## Data for this exercise
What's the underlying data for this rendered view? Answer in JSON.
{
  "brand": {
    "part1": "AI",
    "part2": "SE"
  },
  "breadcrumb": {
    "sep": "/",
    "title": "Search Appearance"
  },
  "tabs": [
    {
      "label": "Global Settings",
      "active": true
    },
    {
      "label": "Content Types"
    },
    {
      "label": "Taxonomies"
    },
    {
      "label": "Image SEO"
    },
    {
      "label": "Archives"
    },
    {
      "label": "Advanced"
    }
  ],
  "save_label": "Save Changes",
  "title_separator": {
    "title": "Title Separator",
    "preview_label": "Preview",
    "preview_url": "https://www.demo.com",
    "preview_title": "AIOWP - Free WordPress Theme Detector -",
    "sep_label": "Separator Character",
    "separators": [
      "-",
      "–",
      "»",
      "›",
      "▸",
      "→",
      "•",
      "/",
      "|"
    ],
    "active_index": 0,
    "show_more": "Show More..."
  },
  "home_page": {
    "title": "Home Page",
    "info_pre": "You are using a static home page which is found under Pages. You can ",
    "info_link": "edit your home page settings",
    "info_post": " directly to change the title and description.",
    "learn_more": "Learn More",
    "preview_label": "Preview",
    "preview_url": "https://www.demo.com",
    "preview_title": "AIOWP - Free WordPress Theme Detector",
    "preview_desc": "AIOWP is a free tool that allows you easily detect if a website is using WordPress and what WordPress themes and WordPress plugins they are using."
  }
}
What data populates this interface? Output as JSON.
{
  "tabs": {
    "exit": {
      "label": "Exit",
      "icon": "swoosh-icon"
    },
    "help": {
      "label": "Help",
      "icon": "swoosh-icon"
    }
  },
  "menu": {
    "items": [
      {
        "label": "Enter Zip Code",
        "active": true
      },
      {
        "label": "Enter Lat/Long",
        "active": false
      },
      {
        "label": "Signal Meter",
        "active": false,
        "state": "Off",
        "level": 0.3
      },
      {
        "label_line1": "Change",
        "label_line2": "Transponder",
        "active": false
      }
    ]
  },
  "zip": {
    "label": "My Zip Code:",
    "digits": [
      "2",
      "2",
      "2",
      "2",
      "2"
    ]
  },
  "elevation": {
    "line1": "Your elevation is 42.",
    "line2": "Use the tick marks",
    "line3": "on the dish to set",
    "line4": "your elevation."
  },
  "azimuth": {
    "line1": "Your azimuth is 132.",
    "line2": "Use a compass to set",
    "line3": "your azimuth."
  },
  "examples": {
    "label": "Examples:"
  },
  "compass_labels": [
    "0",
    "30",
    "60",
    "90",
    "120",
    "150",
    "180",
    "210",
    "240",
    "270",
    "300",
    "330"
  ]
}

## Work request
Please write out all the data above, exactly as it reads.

## Written response
What's the underlying data for this rendered view? Answer in JSON.
{
  "brand": {
    "part1": "AI",
    "part2": "SE"
  },
  "breadcrumb": {
    "sep": "/",
    "title": "Search Appearance"
  },
  "tabs": [
    {
      "label": "Global Settings",
      "active": true
    },
    {
      "label": "Content Types"
    },
    {
      "label": "Taxonomies"
    },
    {
      "label": "Image SEO"
    },
    {
      "label": "Archives"
    },
    {
      "label": "Advanced"
    }
  ],
  "save_label": "Save Changes",
  "title_separator": {
    "title": "Title Separator",
    "preview_label": "Preview",
    "preview_url": "https://www.demo.com",
    "preview_title": "AIOWP - Free WordPress Theme Detector -",
    "sep_label": "Separator Character",
    "separators": [
      "-",
      "–",
      "»",
      "›",
      "▸",
      "→",
      "•",
      "/",
      "|"
    ],
    "active_index": 0,
    "show_more": "Show More..."
  },
  "home_page": {
    "title": "Home Page",
    "info_pre": "You are using a static home page which is found under Pages. You can ",
    "info_link": "edit your home page settings",
    "info_post": " directly to change the title and description.",
    "learn_more": "Learn More",
    "preview_label": "Preview",
    "preview_url": "https://www.demo.com",
    "preview_title": "AIOWP - Free WordPress Theme Detector",
    "preview_desc": "AIOWP is a free tool that allows you easily detect if a website is using WordPress and what WordPress themes and WordPress plugins they are using."
  }
}
What data populates this interface? Output as JSON.
{
  "tabs": {
    "exit": {
      "label": "Exit",
      "icon": "swoosh-icon"
    },
    "help": {
      "label": "Help",
      "icon": "swoosh-icon"
    }
  },
  "menu": {
    "items": [
      {
        "label": "Enter Zip Code",
        "active": true
      },
      {
        "label": "Enter Lat/Long",
        "active": false
      },
      {
        "label": "Signal Meter",
        "active": false,
        "state": "Off",
        "level": 0.3
      },
      {
        "label_line1": "Change",
        "label_line2": "Transponder",
        "active": false
      }
    ]
  },
  "zip": {
    "label": "My Zip Code:",
    "digits": [
      "2",
      "2",
      "2",
      "2",
      "2"
    ]
  },
  "elevation": {
    "line1": "Your elevation is 42.",
    "line2": "Use the tick marks",
    "line3": "on the dish to set",
    "line4": "your elevation."
  },
  "azimuth": {
    "line1": "Your azimuth is 132.",
    "line2": "Use a compass to set",
    "line3": "your azimuth."
  },
  "examples": {
    "label": "Examples:"
  },
  "compass_labels": [
    "0",
    "30",
    "60",
    "90",
    "120",
    "150",
    "180",
    "210",
    "240",
    "270",
    "300",
    "330"
  ]
}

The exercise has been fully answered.